<<<<

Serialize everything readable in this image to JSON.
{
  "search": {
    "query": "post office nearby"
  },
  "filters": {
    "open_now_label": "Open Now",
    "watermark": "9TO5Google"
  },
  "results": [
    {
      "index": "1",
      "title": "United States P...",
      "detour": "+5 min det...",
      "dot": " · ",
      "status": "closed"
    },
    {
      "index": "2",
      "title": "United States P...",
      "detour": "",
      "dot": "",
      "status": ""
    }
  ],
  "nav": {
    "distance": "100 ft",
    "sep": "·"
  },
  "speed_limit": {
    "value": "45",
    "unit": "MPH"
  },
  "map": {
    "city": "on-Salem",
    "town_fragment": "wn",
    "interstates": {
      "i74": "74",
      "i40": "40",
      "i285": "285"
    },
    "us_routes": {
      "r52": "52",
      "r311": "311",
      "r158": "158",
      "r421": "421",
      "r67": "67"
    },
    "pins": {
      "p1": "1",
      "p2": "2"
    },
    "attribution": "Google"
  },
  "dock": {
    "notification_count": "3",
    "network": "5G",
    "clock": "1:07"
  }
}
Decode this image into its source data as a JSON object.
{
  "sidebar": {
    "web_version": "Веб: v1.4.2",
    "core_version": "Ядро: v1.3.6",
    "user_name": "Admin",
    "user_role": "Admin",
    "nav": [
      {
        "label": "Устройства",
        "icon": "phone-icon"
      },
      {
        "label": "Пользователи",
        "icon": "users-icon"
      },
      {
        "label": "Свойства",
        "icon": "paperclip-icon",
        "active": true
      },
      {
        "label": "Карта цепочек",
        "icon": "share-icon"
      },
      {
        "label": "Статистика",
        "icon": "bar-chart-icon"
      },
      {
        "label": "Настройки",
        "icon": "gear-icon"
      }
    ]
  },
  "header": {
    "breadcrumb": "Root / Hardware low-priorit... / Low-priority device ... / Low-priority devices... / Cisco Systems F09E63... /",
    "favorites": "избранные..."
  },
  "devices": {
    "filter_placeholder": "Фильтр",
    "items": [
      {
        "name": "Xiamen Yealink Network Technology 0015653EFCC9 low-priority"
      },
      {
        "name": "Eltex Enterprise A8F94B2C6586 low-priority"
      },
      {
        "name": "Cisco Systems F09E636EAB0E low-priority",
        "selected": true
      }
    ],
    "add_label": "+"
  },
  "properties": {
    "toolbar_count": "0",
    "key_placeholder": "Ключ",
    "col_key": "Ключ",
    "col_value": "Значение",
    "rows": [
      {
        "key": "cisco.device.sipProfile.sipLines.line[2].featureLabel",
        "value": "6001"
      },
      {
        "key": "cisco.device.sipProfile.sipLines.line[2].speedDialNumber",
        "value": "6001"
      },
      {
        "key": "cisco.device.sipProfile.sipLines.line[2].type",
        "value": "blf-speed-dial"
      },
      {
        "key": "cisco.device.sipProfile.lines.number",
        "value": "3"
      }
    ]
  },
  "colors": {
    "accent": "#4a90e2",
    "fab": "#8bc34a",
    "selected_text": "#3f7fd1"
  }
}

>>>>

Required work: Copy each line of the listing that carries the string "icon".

Answer to this exercise:
        "icon": "phone-icon"
        "icon": "users-icon"
        "icon": "paperclip-icon",
        "icon": "share-icon"
        "icon": "bar-chart-icon"
        "icon": "gear-icon"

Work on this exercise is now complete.